* Your assignment: Whatever the records below say, write them all out exactly.

Interface dataset entries
----
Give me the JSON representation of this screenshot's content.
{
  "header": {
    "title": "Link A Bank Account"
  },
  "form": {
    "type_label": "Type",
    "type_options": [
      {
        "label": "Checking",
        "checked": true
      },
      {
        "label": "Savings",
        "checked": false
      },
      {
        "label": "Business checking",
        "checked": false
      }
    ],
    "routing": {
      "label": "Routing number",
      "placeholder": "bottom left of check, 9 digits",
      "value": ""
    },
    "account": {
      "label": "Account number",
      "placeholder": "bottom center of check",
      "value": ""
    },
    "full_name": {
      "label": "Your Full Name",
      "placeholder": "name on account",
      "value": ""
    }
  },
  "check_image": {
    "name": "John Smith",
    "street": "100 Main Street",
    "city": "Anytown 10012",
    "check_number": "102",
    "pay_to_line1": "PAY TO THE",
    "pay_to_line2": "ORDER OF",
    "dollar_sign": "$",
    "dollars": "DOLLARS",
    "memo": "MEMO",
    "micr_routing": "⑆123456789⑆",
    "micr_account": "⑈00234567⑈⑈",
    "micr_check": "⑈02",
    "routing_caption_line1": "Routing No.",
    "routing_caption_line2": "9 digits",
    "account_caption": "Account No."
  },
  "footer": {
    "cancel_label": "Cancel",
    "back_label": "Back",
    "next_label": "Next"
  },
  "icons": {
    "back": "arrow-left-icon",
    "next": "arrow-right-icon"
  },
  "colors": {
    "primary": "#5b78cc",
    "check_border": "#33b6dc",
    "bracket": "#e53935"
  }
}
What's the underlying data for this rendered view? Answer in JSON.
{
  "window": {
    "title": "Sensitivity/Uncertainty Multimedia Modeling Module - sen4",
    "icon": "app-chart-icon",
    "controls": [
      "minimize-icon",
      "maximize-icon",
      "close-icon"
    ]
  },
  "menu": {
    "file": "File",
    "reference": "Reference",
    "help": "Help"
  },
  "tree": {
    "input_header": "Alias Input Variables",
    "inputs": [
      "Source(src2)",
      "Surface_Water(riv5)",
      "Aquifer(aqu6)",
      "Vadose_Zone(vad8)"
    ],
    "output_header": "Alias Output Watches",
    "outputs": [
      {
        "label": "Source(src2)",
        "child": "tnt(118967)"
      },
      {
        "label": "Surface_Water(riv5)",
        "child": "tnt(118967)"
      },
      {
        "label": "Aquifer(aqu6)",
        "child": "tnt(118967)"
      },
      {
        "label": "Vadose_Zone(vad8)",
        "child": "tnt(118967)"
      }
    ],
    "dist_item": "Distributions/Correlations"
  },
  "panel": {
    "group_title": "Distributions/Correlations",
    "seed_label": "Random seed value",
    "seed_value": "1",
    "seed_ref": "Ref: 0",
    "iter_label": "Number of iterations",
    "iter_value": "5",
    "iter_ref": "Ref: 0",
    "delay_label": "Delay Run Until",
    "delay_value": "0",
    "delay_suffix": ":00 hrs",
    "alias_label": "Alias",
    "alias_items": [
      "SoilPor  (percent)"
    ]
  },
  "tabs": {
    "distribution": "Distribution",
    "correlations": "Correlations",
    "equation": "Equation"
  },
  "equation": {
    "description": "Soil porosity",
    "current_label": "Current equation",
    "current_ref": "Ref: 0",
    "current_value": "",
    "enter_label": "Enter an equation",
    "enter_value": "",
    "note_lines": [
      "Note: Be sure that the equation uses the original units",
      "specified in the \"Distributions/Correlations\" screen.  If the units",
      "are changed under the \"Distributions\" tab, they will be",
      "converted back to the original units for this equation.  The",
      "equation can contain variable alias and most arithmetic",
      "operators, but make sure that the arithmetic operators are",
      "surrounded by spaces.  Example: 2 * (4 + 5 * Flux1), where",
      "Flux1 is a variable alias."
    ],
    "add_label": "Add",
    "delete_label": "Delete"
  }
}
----
* Output:
Give me the JSON representation of this screenshot's content.
{
  "header": {
    "title": "Link A Bank Account"
  },
  "form": {
    "type_label": "Type",
    "type_options": [
      {
        "label": "Checking",
        "checked": true
      },
      {
        "label": "Savings",
        "checked": false
      },
      {
        "label": "Business checking",
        "checked": false
      }
    ],
    "routing": {
      "label": "Routing number",
      "placeholder": "bottom left of check, 9 digits",
      "value": ""
    },
    "account": {
      "label": "Account number",
      "placeholder": "bottom center of check",
      "value": ""
    },
    "full_name": {
      "label": "Your Full Name",
      "placeholder": "name on account",
      "value": ""
    }
  },
  "check_image": {
    "name": "John Smith",
    "street": "100 Main Street",
    "city": "Anytown 10012",
    "check_number": "102",
    "pay_to_line1": "PAY TO THE",
    "pay_to_line2": "ORDER OF",
    "dollar_sign": "$",
    "dollars": "DOLLARS",
    "memo": "MEMO",
    "micr_routing": "⑆123456789⑆",
    "micr_account": "⑈00234567⑈⑈",
    "micr_check": "⑈02",
    "routing_caption_line1": "Routing No.",
    "routing_caption_line2": "9 digits",
    "account_caption": "Account No."
  },
  "footer": {
    "cancel_label": "Cancel",
    "back_label": "Back",
    "next_label": "Next"
  },
  "icons": {
    "back": "arrow-left-icon",
    "next": "arrow-right-icon"
  },
  "colors": {
    "primary": "#5b78cc",
    "check_border": "#33b6dc",
    "bracket": "#e53935"
  }
}
What's the underlying data for this rendered view? Answer in JSON.
{
  "window": {
    "title": "Sensitivity/Uncertainty Multimedia Modeling Module - sen4",
    "icon": "app-chart-icon",
    "controls": [
      "minimize-icon",
      "maximize-icon",
      "close-icon"
    ]
  },
  "menu": {
    "file": "File",
    "reference": "Reference",
    "help": "Help"
  },
  "tree": {
    "input_header": "Alias Input Variables",
    "inputs": [
      "Source(src2)",
      "Surface_Water(riv5)",
      "Aquifer(aqu6)",
      "Vadose_Zone(vad8)"
    ],
    "output_header": "Alias Output Watches",
    "outputs": [
      {
        "label": "Source(src2)",
        "child": "tnt(118967)"
      },
      {
        "label": "Surface_Water(riv5)",
        "child": "tnt(118967)"
      },
      {
        "label": "Aquifer(aqu6)",
        "child": "tnt(118967)"
      },
      {
        "label": "Vadose_Zone(vad8)",
        "child": "tnt(118967)"
      }
    ],
    "dist_item": "Distributions/Correlations"
  },
  "panel": {
    "group_title": "Distributions/Correlations",
    "seed_label": "Random seed value",
    "seed_value": "1",
    "seed_ref": "Ref: 0",
    "iter_label": "Number of iterations",
    "iter_value": "5",
    "iter_ref": "Ref: 0",
    "delay_label": "Delay Run Until",
    "delay_value": "0",
    "delay_suffix": ":00 hrs",
    "alias_label": "Alias",
    "alias_items": [
      "SoilPor  (percent)"
    ]
  },
  "tabs": {
    "distribution": "Distribution",
    "correlations": "Correlations",
    "equation": "Equation"
  },
  "equation": {
    "description": "Soil porosity",
    "current_label": "Current equation",
    "current_ref": "Ref: 0",
    "current_value": "",
    "enter_label": "Enter an equation",
    "enter_value": "",
    "note_lines": [
      "Note: Be sure that the equation uses the original units",
      "specified in the \"Distributions/Correlations\" screen.  If the units",
      "are changed under the \"Distributions\" tab, they will be",
      "converted back to the original units for this equation.  The",
      "equation can contain variable alias and most arithmetic",
      "operators, but make sure that the arithmetic operators are",
      "surrounded by spaces.  Example: 2 * (4 + 5 * Flux1), where",
      "Flux1 is a variable alias."
    ],
    "add_label": "Add",
    "delete_label": "Delete"
  }
}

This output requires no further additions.